If you use a fireplace, wood stove, or portable kerosene heater to stay warm, be sure there is adequate ventilation to the outside. Without enough fresh air, carbon monoxide fumes can build up in your home. Never use a natural gas or propane stove/oven to heat your home. If you are using a kerosene heater, use 1-K grade kerosene only. Never substitute with fuel oil, diesel, gasoline or yellow (regular) kerosene.
Open a window to provide ventilation when a portable kerosene heater is in use to reduce carbon monoxide fumes inside the home. If you plan to cook on a barbeque grill or camp stove, remember these also produce carbon monoxide and are for outdoor use only. Wood stoves, space heaters, electric heaters, kerosene heaters and pellet stoves can be dangerous unless proper safety precautions are followed. Learn more at http://www.health.ny.gov/environmental/indoors/heaters  ("http://www.health.ny.gov/environmental/indoors/heaters") .
Never try to thaw a pipe with an open flame or torch and be aware of the potential for electric shock in and around standing water. To keep water pipes from freezing in the home let faucets drip a little to avoid freezing, open cabinet doors to allow more heat to get to un-insulated pipes under a sink or appliance near an outer wall. Keep the heat on and set no lower than 55 degrees.
Be sure to follow the manufacturer's instructions.
Never run a generator in your home or indoor spaces,such as garages, basements, porches, crawlspaces or sheds, or in partly enclosed spaces such as carports or breezeways. Generators should only be operated outside, far away from (25 feet or more if possible) and downwind of buildings. Carbon monoxide in the generator's fumes can build up and cause carbon monoxide poisoning, which can lead to death.

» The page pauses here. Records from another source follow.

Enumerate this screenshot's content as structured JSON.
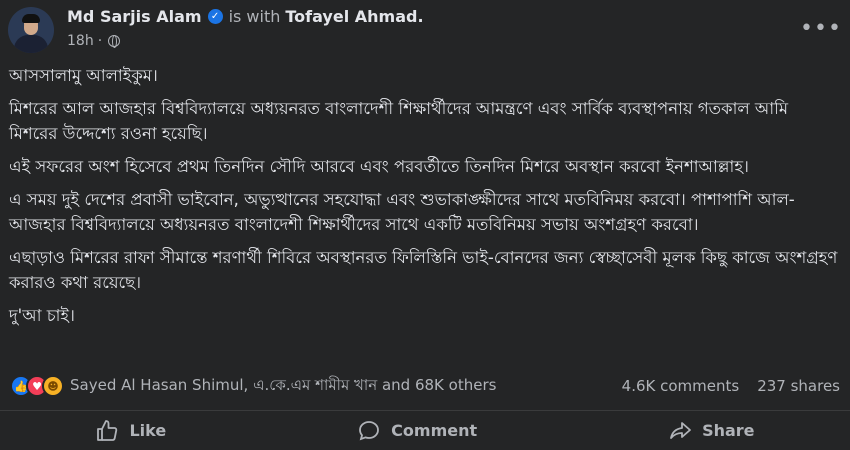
{
  "author": {
    "name": "Md Sarjis Alam",
    "verified_icon": "verified-badge-icon",
    "with_text": "is with",
    "tagged": "Tofayel Ahmad."
  },
  "meta": {
    "time": "18h",
    "separator": "·",
    "audience_icon": "globe-icon"
  },
  "more_label": "•••",
  "post": {
    "paragraphs": [
      "আসসালামু আলাইকুম।",
      "মিশরের আল আজহার বিশ্ববিদ্যালয়ে অধ্যয়নরত বাংলাদেশী শিক্ষার্থীদের আমন্ত্রণে এবং সার্বিক ব্যবস্থাপনায় গতকাল আমি মিশরের উদ্দেশ্যে রওনা হয়েছি।",
      "এই সফরের অংশ হিসেবে প্রথম তিনদিন সৌদি আরবে এবং পরবর্তীতে তিনদিন মিশরে অবস্থান করবো ইনশাআল্লাহ।",
      "এ সময় দুই দেশের প্রবাসী ভাইবোন, অভ্যুত্থানের সহযোদ্ধা এবং শুভাকাঙ্ক্ষীদের সাথে মতবিনিময় করবো। পাশাপাশি আল-আজহার বিশ্ববিদ্যালয়ে অধ্যয়নরত বাংলাদেশী শিক্ষার্থীদের সাথে একটি মতবিনিময় সভায় অংশগ্রহণ করবো।",
      "এছাড়াও মিশরের রাফা সীমান্তে শরণার্থী শিবিরে অবস্থানরত ফিলিস্তিনি ভাই-বোনদের জন্য স্বেচ্ছাসেবী মূলক কিছু কাজে অংশগ্রহণ করারও কথা রয়েছে।",
      "দু'আ চাই।"
    ]
  },
  "reactions": {
    "icons": [
      "like-reaction-icon",
      "love-reaction-icon",
      "care-reaction-icon"
    ],
    "names": "Sayed Al Hasan Shimul, এ.কে.এম শামীম খান and 68K others",
    "comments": "4.6K comments",
    "shares": "237 shares"
  },
  "actions": {
    "like": "Like",
    "comment": "Comment",
    "share": "Share"
  },
  "colors": {
    "background": "#242526",
    "text": "#e4e6eb",
    "secondary": "#b0b3b8",
    "like_blue": "#1877f2",
    "love_red": "#f33e58",
    "care_yellow": "#f7b125"
  }
}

Do not exceed the rated capacity of your generator. Overloading your generator can damage it and any appliances connected to it. Fire may result.
Fuel spilled on a hot generator can cause an explosion. If your generator has a detachable fuel tank, remove it before refilling. If this is not possible, shut off the generator and let it cool before refilling.
When adding fuel to a space heater, or wood to a wood stove or fireplace, wear non-flammable gloves.
Never add fuel to a space heater when it is hot. The fuel can ignite, burning you and your home.
Keep the heater away from objects that can burn, such as furniture, rugs or curtains.
If you have a fire extinguisher, keep it nearby.
Be careful with candles--never leave them burning if you leave the room.
Keep children away from space heaters, fireplaces and wood stoves to avoid accidental burns.
Check on your family or neighbors and find out how they're doing. Make sure they know what to do--and what not to do--to protect their health.
More information and precautions about cold weather can be found at:
http://www.health.ny.gov/environmental/emergency/weather/cold/cold_weath...  ("http://www.health.ny.gov/environmental/emergency/weather/cold/cold_weather_tips.htm") .